====== Input data
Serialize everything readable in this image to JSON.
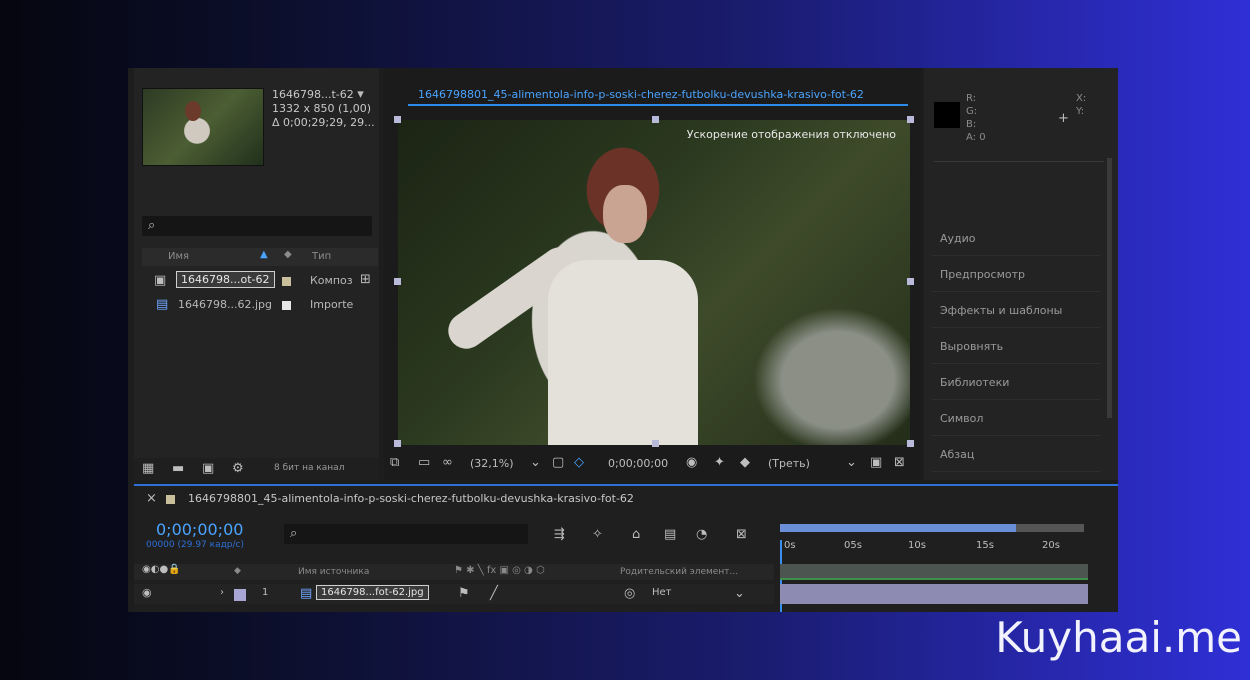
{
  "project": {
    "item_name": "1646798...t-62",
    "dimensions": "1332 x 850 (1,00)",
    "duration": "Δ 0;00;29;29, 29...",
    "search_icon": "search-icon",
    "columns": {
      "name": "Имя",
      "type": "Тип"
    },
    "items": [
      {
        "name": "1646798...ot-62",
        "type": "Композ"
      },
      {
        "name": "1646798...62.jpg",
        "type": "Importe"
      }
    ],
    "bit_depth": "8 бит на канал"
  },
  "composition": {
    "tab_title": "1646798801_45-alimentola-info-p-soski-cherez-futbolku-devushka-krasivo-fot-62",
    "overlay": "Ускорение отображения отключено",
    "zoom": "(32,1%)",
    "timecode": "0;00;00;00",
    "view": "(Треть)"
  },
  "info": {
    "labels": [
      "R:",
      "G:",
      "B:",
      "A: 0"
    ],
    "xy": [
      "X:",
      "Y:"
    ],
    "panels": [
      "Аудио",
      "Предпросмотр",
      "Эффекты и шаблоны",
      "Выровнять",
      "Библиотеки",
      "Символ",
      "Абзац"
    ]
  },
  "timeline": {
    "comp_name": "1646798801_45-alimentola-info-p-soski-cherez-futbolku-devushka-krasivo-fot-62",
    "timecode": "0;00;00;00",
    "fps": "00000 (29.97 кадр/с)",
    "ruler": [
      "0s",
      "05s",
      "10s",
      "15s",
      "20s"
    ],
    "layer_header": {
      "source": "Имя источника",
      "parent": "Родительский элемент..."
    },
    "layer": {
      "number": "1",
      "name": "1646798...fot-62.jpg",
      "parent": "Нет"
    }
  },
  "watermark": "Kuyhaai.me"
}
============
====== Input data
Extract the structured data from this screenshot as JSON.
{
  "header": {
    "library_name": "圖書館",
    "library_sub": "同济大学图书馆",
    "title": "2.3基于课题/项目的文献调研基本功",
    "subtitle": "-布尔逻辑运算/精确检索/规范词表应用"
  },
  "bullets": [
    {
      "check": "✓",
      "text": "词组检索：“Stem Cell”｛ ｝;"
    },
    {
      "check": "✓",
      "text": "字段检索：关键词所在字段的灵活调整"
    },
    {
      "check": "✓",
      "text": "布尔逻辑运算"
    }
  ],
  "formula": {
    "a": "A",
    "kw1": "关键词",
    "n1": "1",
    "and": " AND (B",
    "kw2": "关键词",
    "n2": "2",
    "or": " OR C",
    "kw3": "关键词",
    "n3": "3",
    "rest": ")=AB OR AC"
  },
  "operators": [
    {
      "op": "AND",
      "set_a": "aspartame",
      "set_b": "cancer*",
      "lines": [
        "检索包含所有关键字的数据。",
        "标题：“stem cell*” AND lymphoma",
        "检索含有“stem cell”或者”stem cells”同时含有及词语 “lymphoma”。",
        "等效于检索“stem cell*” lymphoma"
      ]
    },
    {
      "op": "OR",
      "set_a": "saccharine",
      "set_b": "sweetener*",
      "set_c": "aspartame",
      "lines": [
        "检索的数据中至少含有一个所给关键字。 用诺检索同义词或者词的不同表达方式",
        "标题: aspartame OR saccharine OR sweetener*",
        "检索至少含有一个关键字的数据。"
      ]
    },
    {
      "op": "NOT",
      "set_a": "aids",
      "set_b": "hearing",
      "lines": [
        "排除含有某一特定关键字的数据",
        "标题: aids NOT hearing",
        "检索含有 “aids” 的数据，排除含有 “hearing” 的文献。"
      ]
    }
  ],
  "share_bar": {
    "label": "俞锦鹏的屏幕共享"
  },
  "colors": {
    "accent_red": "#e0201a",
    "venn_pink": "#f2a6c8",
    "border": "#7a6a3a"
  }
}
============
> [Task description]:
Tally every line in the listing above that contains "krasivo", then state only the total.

> [Your response]:
2